  • Don’t play year-round. Little League elbow is more common in baseball and softball players who play year-round and pitch for more than one team or catch when they aren’t pitching. Doctors recommend athletes play multiple sports and different positions to avoid repeating the same motions. Your athlete needs “active rest.’’ This means at least three to four months (including at least two to three consecutive months) with no throwing every year.
  • Gradually return to throwing. After your athlete’s rest period from throwing, it’s important to ease back into throwing, usually over two to three weeks after a rest period or three to four weeks or longer after recovery from Little League elbow. There is an especially high risk of injury at the start of a new season when kids want to impress coaches and teammates.

Sports medicine just for growing athletes

Because their bones, muscles and bodies are still growing, teen athletes need specialized care after a sports-related injury.
The Sports Medicine Program at Children’s is one of the only programs in the country dedicated exclusively to caring for growing athletes.

Learn More

Armand Scurfield, MD, a Pediatric Sports Medicine Primary Care Physician, is board certified in pediatrics and sports medicine. His expertise lies in diagnosing and managing musculoskeletal injuries and concussions in growing athletes. He is a member of the American Academy of Pediatrics (AAP), the AAP Council on Sports Medicine and Fitness, the American Medical Society for Sports Medicine, and the Pediatric Research in Sports Medicine Society (PRiSM). He currently serves as the team physician for Kell High School and Wheeler High School.

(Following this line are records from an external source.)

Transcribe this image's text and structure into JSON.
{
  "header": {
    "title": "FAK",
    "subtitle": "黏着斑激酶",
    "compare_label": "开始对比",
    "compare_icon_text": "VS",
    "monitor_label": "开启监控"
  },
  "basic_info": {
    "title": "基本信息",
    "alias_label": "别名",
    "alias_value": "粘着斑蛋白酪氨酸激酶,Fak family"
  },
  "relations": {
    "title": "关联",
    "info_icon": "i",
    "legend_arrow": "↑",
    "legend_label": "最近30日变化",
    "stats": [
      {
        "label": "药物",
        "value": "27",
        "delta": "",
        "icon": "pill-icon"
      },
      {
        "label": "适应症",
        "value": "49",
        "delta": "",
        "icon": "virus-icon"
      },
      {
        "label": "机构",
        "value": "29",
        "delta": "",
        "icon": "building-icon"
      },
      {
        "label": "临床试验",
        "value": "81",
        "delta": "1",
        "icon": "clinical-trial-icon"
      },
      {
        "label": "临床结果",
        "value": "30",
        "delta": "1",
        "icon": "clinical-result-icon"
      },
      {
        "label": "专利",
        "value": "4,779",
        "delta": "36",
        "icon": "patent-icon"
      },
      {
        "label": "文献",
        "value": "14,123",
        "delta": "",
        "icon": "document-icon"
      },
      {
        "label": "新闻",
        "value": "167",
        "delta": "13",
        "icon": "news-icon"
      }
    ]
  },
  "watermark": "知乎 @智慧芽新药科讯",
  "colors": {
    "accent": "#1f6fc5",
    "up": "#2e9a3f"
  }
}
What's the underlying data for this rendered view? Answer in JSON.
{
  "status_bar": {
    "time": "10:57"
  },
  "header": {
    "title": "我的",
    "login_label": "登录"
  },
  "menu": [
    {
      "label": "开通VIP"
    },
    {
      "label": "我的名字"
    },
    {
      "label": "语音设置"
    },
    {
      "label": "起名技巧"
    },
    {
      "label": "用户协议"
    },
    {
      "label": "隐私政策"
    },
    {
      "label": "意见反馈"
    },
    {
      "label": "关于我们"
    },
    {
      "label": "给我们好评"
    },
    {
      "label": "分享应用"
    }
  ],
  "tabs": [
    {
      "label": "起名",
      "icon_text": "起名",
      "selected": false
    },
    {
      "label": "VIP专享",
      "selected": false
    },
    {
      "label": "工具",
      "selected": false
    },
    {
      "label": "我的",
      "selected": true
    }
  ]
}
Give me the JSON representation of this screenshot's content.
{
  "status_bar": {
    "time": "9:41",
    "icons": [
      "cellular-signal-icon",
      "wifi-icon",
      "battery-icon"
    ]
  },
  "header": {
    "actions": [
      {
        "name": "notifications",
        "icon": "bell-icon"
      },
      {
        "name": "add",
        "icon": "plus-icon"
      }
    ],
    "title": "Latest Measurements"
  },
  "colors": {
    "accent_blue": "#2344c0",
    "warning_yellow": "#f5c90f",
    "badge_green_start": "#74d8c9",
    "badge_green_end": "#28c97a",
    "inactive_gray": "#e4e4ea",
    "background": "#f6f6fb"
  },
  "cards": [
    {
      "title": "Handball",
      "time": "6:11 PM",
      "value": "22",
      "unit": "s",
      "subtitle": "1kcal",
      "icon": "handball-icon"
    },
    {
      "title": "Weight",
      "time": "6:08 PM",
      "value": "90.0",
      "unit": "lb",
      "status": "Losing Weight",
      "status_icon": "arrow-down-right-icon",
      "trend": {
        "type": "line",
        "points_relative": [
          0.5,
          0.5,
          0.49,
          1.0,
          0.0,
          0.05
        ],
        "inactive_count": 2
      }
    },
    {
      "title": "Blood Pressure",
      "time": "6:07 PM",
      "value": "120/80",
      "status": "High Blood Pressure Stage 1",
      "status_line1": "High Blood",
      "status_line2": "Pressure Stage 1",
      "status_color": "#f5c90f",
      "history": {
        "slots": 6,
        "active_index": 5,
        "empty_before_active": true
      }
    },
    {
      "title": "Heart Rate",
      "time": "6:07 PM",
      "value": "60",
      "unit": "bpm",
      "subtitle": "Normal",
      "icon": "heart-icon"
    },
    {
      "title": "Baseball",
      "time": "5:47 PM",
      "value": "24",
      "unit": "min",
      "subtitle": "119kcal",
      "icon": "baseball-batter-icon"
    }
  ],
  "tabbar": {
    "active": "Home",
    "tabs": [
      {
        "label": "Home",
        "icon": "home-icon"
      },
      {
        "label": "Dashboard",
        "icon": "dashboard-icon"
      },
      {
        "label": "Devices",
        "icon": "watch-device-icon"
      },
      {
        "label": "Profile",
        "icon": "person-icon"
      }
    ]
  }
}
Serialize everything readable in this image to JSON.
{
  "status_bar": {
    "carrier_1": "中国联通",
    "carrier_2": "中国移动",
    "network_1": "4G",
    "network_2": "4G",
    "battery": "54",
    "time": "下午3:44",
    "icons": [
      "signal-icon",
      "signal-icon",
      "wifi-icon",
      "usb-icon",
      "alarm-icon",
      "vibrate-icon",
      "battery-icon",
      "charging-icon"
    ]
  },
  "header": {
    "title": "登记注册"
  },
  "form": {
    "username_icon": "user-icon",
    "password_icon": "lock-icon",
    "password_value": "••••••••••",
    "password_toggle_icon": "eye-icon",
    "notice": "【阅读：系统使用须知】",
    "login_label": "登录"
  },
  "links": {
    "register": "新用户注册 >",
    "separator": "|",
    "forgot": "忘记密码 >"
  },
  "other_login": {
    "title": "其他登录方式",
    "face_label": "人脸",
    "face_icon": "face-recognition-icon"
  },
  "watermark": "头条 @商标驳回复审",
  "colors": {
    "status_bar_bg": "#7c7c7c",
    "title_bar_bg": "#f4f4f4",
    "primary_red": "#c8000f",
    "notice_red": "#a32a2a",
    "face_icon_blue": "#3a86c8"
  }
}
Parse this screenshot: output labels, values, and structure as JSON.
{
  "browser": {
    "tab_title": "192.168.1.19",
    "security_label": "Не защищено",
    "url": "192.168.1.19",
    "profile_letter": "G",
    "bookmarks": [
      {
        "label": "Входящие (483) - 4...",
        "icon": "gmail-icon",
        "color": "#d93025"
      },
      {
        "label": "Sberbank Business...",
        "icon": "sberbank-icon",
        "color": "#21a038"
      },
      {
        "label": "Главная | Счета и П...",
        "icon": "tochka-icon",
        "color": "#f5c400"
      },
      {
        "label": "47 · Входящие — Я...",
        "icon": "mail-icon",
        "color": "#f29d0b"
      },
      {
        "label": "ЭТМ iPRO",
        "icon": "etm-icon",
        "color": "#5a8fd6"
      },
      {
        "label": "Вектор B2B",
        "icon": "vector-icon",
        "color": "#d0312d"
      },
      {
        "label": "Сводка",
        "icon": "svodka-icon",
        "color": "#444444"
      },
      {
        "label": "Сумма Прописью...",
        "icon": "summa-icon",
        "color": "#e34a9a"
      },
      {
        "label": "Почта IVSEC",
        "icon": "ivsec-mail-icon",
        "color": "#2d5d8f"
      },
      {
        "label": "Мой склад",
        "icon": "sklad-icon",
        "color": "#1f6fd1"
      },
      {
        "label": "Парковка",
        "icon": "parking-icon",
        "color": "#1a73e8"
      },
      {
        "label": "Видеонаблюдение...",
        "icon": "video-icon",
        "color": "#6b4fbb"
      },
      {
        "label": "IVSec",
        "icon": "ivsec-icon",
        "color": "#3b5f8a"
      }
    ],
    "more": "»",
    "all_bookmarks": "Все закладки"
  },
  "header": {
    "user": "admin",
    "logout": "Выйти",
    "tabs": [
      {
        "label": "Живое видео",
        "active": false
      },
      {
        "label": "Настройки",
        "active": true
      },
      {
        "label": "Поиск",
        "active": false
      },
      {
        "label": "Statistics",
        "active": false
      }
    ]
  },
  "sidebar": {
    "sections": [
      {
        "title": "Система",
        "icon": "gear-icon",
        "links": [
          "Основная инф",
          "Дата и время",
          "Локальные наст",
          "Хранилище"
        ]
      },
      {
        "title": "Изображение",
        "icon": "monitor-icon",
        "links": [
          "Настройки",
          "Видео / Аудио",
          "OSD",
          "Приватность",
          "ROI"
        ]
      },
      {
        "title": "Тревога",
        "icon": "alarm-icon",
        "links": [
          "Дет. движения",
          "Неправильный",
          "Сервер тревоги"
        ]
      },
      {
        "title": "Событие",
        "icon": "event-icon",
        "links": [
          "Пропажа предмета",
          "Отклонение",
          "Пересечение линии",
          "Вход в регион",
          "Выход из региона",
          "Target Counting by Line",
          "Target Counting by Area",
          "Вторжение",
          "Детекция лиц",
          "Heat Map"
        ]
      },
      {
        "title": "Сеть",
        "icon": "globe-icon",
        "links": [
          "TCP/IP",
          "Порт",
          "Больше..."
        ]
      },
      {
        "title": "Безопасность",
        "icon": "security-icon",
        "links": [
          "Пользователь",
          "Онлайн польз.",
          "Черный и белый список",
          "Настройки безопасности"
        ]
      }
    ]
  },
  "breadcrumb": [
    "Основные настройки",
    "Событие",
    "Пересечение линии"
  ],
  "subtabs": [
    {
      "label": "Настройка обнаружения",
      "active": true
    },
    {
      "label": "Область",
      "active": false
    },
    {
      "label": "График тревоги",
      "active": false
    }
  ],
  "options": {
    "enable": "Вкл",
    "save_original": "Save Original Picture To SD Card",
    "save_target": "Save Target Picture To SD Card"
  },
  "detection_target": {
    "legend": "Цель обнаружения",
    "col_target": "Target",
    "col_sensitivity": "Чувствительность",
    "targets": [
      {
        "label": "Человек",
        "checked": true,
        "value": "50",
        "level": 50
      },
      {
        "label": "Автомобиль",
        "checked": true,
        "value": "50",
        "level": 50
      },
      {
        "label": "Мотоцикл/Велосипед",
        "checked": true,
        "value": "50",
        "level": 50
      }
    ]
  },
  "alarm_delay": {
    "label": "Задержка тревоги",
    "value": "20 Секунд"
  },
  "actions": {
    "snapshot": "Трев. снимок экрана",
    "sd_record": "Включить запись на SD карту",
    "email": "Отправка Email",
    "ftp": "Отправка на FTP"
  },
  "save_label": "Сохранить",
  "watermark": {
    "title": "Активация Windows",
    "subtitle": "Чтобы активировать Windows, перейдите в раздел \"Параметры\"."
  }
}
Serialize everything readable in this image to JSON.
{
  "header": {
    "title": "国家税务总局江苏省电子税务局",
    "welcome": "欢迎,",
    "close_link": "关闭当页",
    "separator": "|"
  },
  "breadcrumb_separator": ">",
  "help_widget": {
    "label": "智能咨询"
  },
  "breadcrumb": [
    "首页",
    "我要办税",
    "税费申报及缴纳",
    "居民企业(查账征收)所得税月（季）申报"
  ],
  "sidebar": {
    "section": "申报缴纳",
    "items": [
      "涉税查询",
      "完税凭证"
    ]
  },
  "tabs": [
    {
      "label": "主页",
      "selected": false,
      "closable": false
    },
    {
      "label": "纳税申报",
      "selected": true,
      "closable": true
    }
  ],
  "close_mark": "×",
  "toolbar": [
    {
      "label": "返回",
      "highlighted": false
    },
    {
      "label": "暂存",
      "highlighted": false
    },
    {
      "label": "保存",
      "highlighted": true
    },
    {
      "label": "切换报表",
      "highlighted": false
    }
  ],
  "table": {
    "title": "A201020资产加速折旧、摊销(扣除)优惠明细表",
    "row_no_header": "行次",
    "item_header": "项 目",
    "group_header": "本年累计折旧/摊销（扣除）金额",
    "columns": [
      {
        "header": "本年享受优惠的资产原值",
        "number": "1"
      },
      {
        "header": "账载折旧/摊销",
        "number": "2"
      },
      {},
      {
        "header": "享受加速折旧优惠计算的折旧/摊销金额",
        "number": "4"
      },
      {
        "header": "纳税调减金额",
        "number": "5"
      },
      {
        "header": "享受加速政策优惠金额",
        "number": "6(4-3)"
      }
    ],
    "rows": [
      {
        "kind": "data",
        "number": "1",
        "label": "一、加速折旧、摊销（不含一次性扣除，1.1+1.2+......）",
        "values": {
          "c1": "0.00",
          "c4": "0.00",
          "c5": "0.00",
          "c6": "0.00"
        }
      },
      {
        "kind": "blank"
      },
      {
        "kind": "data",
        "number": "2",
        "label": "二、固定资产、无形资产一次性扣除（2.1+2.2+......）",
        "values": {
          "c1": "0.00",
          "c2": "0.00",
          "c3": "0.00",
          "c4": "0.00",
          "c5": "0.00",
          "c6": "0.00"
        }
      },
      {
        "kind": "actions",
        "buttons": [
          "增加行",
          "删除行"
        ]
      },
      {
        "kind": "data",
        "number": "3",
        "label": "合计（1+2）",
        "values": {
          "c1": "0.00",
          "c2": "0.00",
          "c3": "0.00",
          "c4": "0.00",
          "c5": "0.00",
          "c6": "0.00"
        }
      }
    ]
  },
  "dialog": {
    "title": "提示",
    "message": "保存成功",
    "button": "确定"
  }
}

This content is general information and is not specific medical advice. Always consult with a doctor or healthcare provider if you have any questions or concerns about the health of a child. In case of an urgent concern or emergency, call 911 or go to the nearest emergency department right away. Some physicians and affiliated healthcare professionals on the Children’s Healthcare of Atlanta team are independent providers and are not our employees.